Sunday, December 2, 2012

Ufizzi Galleria

Ufizzi Galleria, photo courtesy of Wikipedia CC

Built in 1581 under request of Grand Duke Franciso de’ Medici, son of Cosimo I, the Uffizi Galleria was originally designed by Giorgio Vasari. In 1560, work was began to create the horseshoe-shaped building that reaches from the Ponte Vecchio in Piazza della Signoria, to and along the Arno River. The building was originally intended for offices and to host bureaucratic meetings for various magistrates, but evolved into a sort of museum, housing the Medici’s many art pieces (2).  Once Vasari had died, building and extension work continued, with each successive member of the Medici clan adding to the increasingly rich treasure trove of the family's art collection.
The façades of the Uffizi bordering the courtyard are decorated with niches containing statues of important historical figures and has been described as the focal point of both the architecture and sculpture of the Uffizi. Some argue that Vasari’s use of the triumphal arch motif for the façade may reflect a modification for dramatic effect of Bartolommeo Ammannati’s apparently unsolicited suggestion, embodied in a drawing in the Biblioteca Riccardiana, to repeat the arch as a structural and decorative motif along the ground level of the lateral wings. It is suggested that the building was actually meant to be two separate facing buildings as indicated in Domenico Poggini’s foundation medal of 1561 (1). Conceived by Cosimo I Medici, the project to arrange the Gallery on the 3rd floor of this large building, was realized by his son Francesco I. Later Cosimo III had the Gallery made larger in order to house the works inherited from his uncle Cardinal Leopold. With the extinction of the Medici dynasty, the last of the family, Anna Maria Ludovica, who died in 1737, arranged that all the art treasures gathered by the powerful dynasty forever remain at the disposal of the Florentines and of the visitors of the entire world.

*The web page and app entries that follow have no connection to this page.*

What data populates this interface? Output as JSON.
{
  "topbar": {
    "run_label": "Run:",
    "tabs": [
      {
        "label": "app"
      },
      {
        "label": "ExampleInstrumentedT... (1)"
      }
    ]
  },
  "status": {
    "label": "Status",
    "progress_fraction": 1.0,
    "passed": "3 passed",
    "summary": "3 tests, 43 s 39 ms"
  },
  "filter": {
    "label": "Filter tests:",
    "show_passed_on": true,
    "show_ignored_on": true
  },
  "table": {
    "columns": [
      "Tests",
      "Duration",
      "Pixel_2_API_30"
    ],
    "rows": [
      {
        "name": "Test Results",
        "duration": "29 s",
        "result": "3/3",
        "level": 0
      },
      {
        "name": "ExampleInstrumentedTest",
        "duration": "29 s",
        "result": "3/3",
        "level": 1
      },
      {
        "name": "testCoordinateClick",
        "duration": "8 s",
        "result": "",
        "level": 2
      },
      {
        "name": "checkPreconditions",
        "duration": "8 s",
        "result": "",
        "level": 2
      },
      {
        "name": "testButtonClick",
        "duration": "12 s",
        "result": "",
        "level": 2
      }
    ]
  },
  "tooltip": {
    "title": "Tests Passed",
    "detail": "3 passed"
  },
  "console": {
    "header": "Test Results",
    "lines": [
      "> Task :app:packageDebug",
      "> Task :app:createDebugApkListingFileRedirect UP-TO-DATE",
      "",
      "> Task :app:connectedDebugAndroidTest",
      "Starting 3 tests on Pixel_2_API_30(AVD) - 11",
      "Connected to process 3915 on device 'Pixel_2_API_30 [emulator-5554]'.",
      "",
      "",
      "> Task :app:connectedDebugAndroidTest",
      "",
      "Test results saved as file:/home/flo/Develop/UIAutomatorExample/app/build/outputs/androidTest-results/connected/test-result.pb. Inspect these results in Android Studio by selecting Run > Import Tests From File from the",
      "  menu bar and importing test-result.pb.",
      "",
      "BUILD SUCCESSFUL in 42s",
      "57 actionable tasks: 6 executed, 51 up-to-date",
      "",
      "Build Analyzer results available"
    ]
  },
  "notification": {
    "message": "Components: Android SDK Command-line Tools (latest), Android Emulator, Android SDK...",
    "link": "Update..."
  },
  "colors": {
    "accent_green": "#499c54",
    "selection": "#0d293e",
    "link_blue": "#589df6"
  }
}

King's Walkway

Vasari Corridor seen from inside Ufizzi, photo courtesy of Wikipedia CC
                Architect of the Ufizzi Giorgio Vasari built a secret corridor, the King’s Walkway now known as the Vasarian Corridor, after the original construction of the offices.  Commissioned by Cosimo I of the Medici family, the secret passageway connects from the Palazzo Vecchio to the Palazzo Pitti across the Arno river.  The Vasarian Corridor runs atop the Ufizzi and over the shops of the Ponte Vecchio, passing through the church of Santa Felicita (so the Medici could pause for mass in secret), before ending at the Boboli Gardens of the Palazzo Pitti.  The purpose for this corridor was to allow the Medici family and other important figures to pass safely throughout the city.  The Medici understood that they went unloved by many Florentine citizens at certain periods throughout their reign, and wanted to protect themselves from assassination attempts from rival families.  The corridor stretches a huge length of Florence’s antic district, and is today a vastly private passageway, holding some of the Ufizzi’s most prized paintings.

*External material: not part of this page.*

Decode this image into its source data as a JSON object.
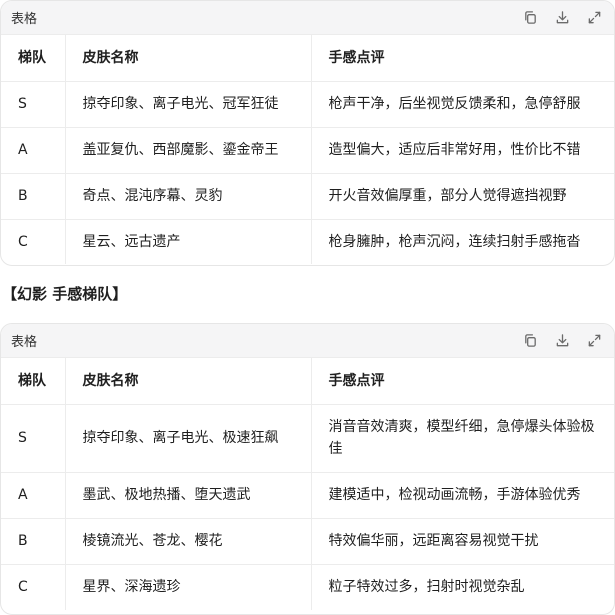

Vasari Corridor connecting from Palazzo Vecchio to Ufizzi, photo courtesy of WCC